## WORK TO BE COMPLETED:
Filter the entries for the string "title". Copy each line that has it.

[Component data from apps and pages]
━━━

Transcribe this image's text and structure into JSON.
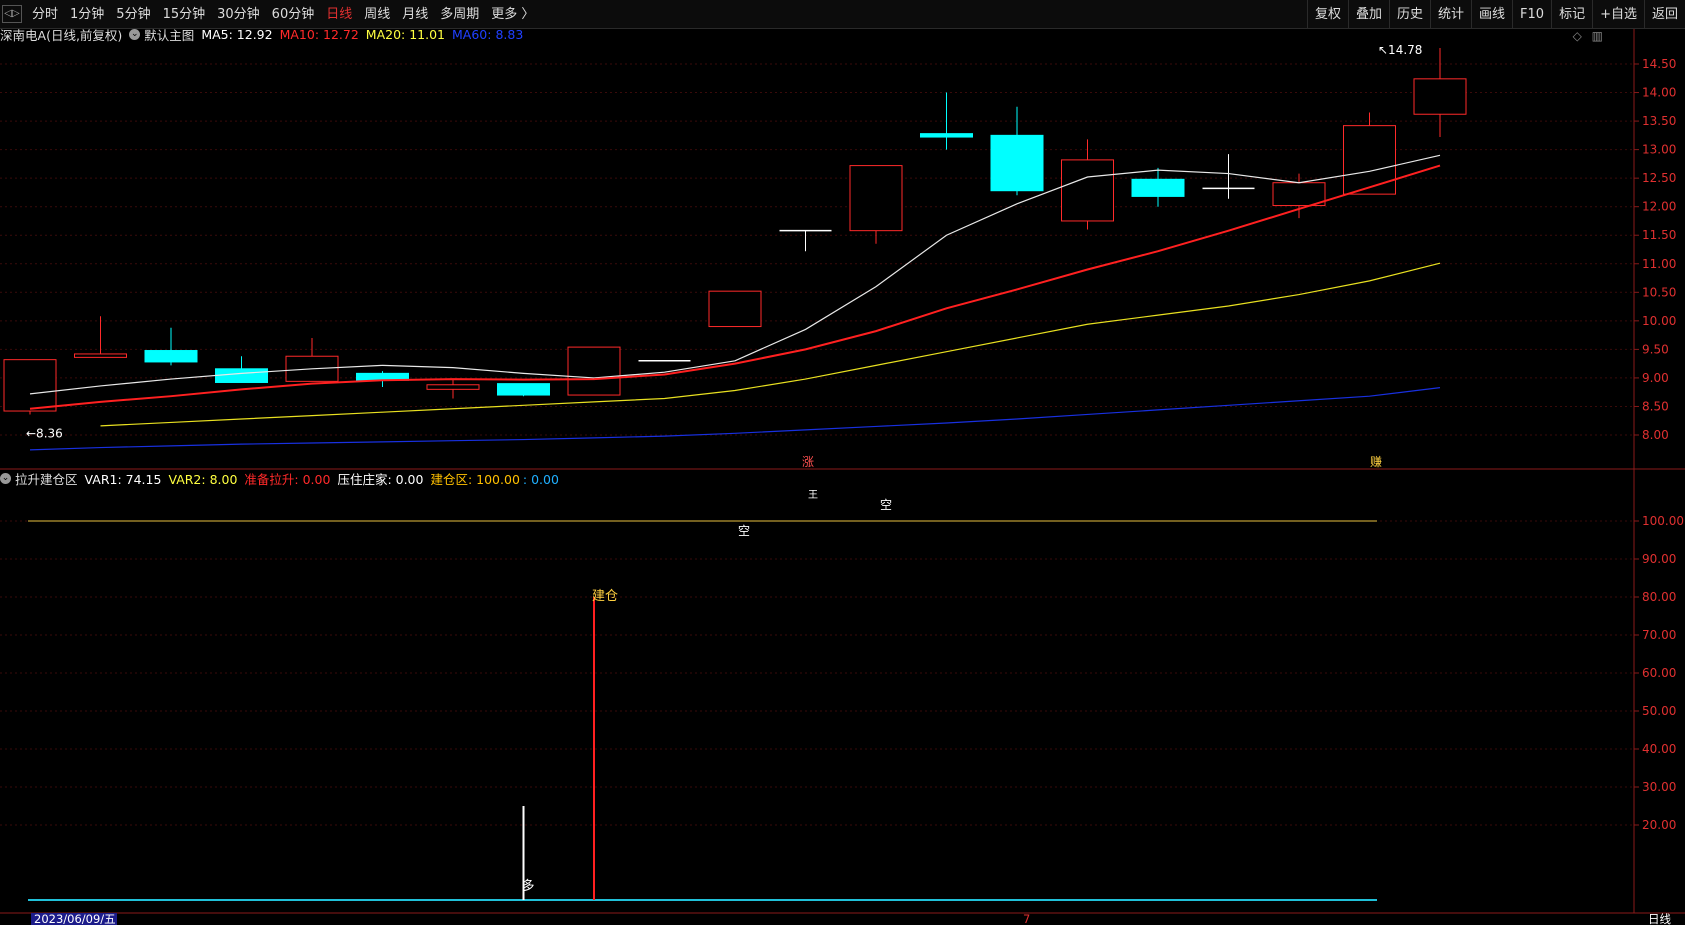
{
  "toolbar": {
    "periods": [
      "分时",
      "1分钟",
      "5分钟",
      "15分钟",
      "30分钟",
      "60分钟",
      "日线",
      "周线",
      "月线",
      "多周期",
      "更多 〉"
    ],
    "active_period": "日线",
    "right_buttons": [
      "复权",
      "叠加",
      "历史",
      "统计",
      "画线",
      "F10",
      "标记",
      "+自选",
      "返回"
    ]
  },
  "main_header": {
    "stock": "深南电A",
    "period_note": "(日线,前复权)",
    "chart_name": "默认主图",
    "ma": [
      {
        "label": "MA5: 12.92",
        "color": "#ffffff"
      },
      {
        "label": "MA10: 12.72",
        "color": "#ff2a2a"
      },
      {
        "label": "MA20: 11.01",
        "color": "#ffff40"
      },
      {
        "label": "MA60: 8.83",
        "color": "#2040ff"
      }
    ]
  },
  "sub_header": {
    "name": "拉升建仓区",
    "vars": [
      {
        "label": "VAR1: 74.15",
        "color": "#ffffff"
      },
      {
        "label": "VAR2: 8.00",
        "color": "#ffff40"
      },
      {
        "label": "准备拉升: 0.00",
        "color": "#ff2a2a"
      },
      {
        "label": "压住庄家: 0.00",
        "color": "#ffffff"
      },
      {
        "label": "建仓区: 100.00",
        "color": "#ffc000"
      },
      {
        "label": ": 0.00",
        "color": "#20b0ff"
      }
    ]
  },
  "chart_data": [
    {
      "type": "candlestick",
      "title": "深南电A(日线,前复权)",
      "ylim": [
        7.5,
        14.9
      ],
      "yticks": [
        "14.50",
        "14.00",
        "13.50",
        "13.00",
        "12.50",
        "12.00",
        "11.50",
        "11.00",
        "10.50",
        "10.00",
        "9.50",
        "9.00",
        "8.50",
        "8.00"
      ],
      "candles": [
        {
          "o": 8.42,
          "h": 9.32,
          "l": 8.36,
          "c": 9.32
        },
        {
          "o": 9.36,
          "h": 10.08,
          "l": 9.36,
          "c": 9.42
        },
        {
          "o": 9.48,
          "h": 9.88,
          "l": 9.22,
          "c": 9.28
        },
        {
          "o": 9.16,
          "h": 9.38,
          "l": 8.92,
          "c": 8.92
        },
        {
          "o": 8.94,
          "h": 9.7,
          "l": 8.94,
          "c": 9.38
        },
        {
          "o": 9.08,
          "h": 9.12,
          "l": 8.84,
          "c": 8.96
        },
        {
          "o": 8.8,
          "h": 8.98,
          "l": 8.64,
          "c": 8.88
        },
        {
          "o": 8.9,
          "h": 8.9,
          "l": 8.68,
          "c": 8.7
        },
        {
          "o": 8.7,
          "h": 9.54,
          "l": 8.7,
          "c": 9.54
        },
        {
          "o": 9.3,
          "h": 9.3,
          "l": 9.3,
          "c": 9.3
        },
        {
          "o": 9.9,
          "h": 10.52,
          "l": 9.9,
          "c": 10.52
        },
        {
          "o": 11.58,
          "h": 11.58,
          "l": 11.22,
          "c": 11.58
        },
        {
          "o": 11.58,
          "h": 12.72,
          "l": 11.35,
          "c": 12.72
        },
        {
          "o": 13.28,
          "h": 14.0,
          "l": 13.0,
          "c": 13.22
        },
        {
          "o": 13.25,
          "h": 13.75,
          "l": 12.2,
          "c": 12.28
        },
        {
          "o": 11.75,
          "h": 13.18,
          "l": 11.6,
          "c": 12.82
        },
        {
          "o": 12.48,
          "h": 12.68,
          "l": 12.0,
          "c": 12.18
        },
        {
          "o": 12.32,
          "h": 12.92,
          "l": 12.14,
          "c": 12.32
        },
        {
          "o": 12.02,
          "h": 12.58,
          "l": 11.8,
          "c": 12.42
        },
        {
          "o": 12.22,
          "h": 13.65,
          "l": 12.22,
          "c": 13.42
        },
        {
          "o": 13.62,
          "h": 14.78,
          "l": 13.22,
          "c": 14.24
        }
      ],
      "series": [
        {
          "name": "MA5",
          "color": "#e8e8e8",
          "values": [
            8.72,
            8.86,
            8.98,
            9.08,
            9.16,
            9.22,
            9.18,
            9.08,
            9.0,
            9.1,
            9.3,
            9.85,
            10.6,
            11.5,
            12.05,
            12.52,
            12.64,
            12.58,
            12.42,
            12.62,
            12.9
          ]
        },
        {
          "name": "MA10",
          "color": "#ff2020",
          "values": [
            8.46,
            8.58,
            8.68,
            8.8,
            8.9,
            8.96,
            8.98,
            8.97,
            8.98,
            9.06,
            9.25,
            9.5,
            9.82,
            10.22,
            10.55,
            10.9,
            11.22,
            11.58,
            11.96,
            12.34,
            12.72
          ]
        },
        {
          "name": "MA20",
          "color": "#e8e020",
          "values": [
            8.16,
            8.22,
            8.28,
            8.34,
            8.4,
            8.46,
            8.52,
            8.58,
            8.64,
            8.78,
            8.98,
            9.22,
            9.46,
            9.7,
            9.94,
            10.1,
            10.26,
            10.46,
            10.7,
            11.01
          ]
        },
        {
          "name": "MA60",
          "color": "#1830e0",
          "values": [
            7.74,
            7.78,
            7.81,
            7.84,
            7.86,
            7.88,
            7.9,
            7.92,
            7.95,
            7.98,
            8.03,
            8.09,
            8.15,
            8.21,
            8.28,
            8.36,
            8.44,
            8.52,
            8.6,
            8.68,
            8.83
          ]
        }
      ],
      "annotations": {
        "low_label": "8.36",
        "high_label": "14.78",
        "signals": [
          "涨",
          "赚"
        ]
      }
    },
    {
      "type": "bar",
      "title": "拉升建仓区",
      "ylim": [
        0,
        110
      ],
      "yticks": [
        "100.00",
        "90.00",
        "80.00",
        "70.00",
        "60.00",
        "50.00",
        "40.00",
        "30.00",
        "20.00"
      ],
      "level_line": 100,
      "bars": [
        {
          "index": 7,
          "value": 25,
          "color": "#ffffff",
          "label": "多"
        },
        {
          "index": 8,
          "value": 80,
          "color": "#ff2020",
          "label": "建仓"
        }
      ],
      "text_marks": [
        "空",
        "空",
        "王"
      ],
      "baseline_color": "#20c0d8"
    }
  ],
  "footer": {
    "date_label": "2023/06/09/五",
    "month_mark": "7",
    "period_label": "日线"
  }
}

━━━

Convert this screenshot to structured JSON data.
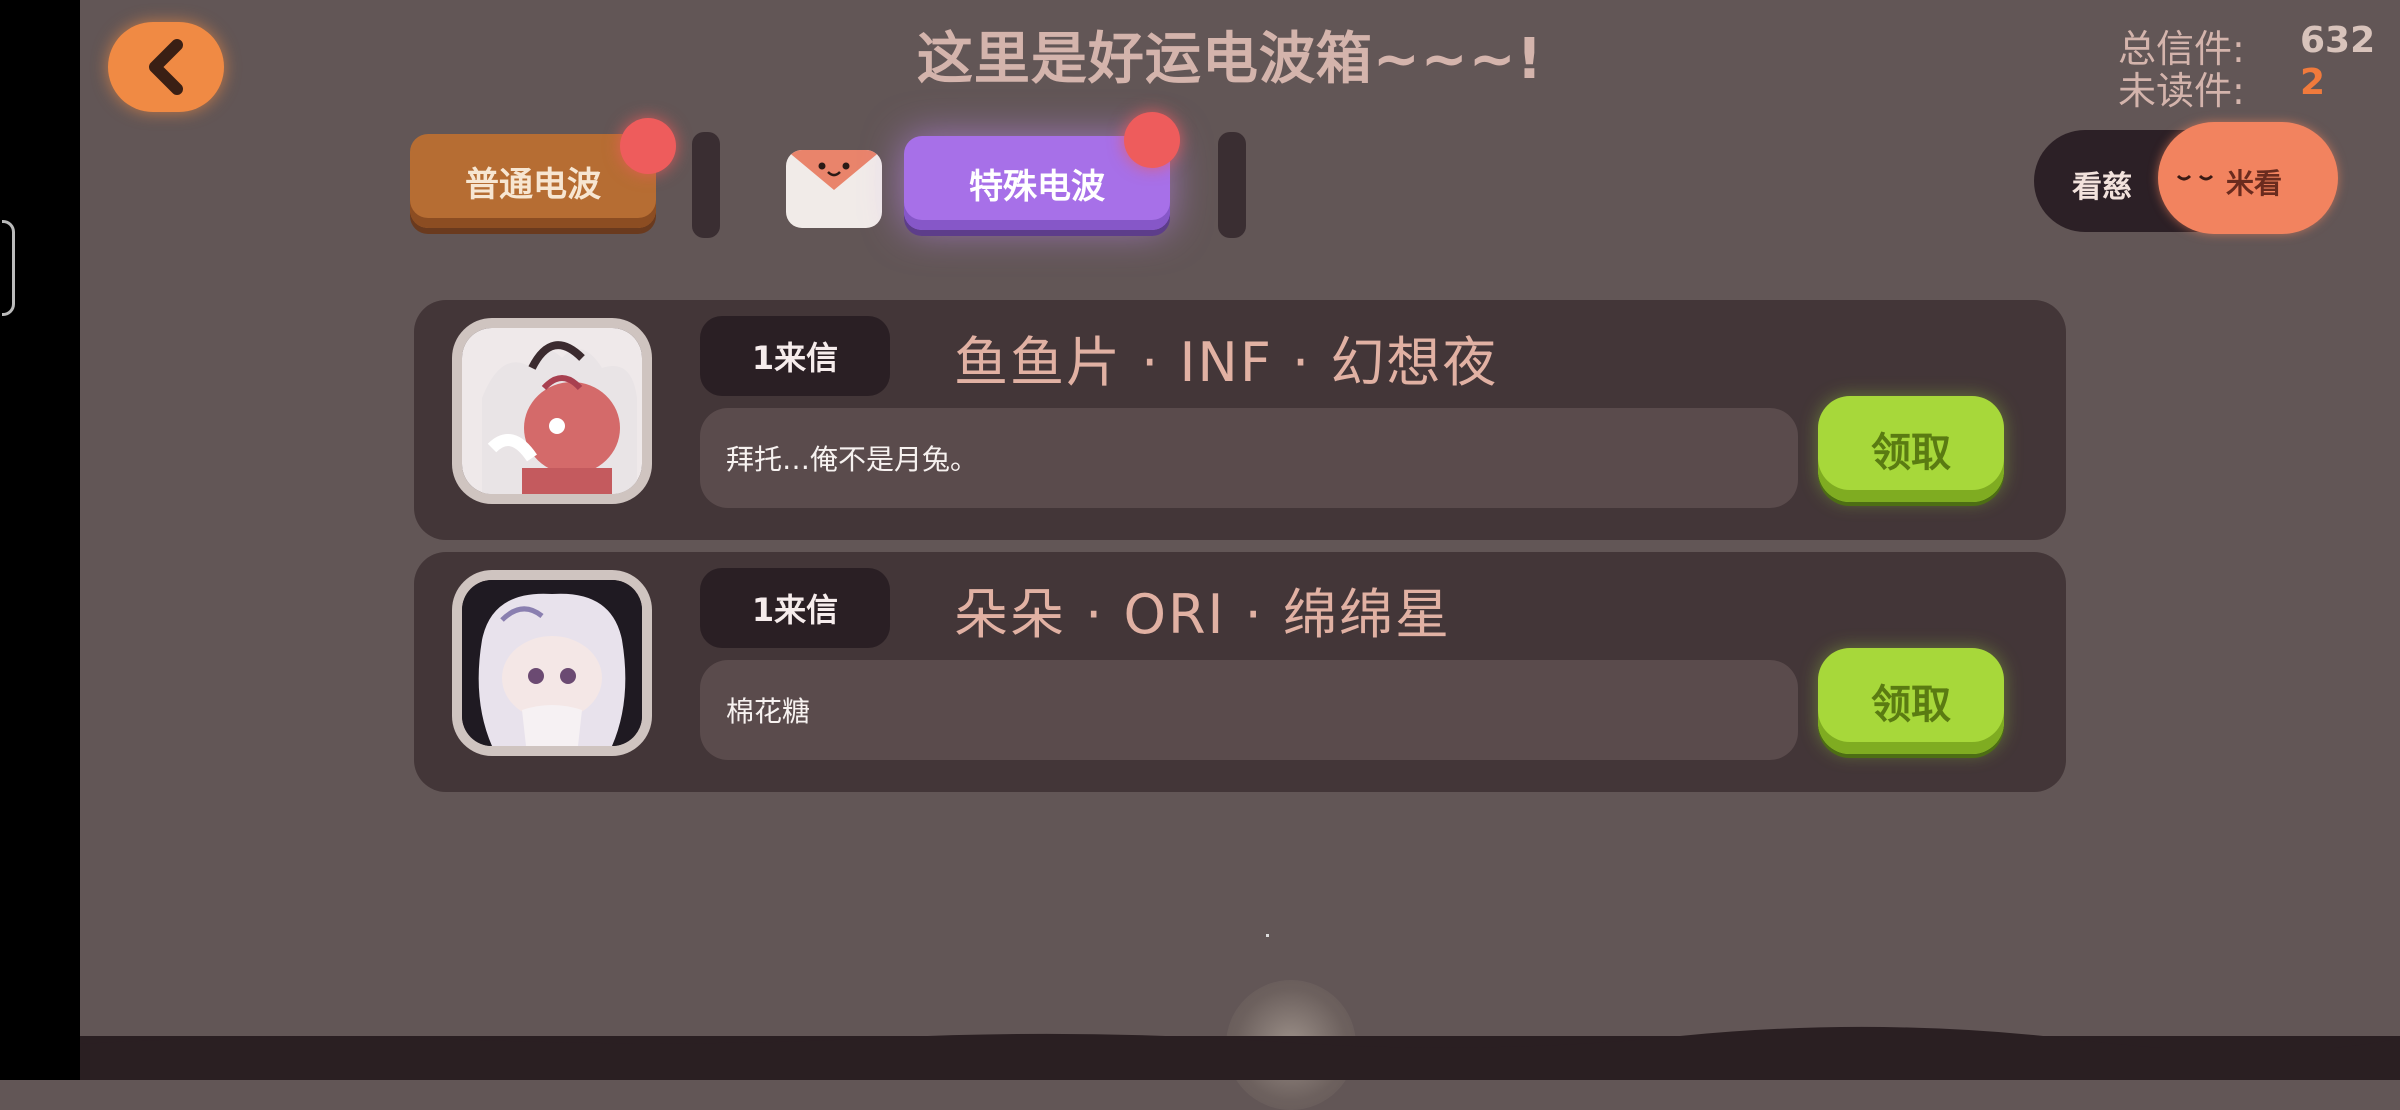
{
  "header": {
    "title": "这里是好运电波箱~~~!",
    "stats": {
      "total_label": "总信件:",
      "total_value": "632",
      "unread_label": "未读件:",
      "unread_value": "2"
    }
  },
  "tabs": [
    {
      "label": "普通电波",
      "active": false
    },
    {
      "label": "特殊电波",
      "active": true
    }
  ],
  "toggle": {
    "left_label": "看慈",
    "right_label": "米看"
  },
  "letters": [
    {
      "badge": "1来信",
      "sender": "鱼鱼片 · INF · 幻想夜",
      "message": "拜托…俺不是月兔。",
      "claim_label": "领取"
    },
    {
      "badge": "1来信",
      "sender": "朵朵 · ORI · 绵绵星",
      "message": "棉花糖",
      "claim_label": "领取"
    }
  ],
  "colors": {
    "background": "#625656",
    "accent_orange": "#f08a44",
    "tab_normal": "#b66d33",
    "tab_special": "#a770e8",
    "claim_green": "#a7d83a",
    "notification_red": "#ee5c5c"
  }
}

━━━

## RESULT BELOW:
      "title": "深南电A(日线,前复权)",
      "title": "拉升建仓区",
    "title": "这里是好运电波箱~~~!",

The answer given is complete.